▶ [EXERCISE AIM] Every entry below needs to be copied exactly.

▶ [PROVIDED MATERIAL]
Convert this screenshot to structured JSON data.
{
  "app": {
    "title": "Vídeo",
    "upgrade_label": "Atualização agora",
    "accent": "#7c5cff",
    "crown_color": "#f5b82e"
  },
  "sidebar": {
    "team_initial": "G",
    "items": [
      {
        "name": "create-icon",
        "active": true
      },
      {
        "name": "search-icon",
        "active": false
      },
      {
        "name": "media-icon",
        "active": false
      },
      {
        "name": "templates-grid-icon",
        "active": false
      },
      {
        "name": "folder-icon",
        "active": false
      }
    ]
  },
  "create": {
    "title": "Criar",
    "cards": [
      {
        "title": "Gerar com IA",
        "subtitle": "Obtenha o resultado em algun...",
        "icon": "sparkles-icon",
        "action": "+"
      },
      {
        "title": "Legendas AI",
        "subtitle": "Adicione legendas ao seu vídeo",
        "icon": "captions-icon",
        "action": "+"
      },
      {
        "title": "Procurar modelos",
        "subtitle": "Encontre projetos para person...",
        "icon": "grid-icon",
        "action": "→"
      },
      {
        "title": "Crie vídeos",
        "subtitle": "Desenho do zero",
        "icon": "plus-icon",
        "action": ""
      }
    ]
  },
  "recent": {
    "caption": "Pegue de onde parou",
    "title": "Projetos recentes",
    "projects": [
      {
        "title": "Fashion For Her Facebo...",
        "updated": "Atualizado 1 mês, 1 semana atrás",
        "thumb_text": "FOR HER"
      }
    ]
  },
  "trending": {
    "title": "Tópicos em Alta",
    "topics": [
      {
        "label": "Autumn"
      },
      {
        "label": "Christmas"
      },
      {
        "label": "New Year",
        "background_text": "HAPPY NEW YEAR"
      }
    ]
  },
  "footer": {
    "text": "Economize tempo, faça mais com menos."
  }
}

▶ [TASK RESPONSE]
Convert this screenshot to structured JSON data.
{
  "app": {
    "title": "Vídeo",
    "upgrade_label": "Atualização agora",
    "accent": "#7c5cff",
    "crown_color": "#f5b82e"
  },
  "sidebar": {
    "team_initial": "G",
    "items": [
      {
        "name": "create-icon",
        "active": true
      },
      {
        "name": "search-icon",
        "active": false
      },
      {
        "name": "media-icon",
        "active": false
      },
      {
        "name": "templates-grid-icon",
        "active": false
      },
      {
        "name": "folder-icon",
        "active": false
      }
    ]
  },
  "create": {
    "title": "Criar",
    "cards": [
      {
        "title": "Gerar com IA",
        "subtitle": "Obtenha o resultado em algun...",
        "icon": "sparkles-icon",
        "action": "+"
      },
      {
        "title": "Legendas AI",
        "subtitle": "Adicione legendas ao seu vídeo",
        "icon": "captions-icon",
        "action": "+"
      },
      {
        "title": "Procurar modelos",
        "subtitle": "Encontre projetos para person...",
        "icon": "grid-icon",
        "action": "→"
      },
      {
        "title": "Crie vídeos",
        "subtitle": "Desenho do zero",
        "icon": "plus-icon",
        "action": ""
      }
    ]
  },
  "recent": {
    "caption": "Pegue de onde parou",
    "title": "Projetos recentes",
    "projects": [
      {
        "title": "Fashion For Her Facebo...",
        "updated": "Atualizado 1 mês, 1 semana atrás",
        "thumb_text": "FOR HER"
      }
    ]
  },
  "trending": {
    "title": "Tópicos em Alta",
    "topics": [
      {
        "label": "Autumn"
      },
      {
        "label": "Christmas"
      },
      {
        "label": "New Year",
        "background_text": "HAPPY NEW YEAR"
      }
    ]
  },
  "footer": {
    "text": "Economize tempo, faça mais com menos."
  }
}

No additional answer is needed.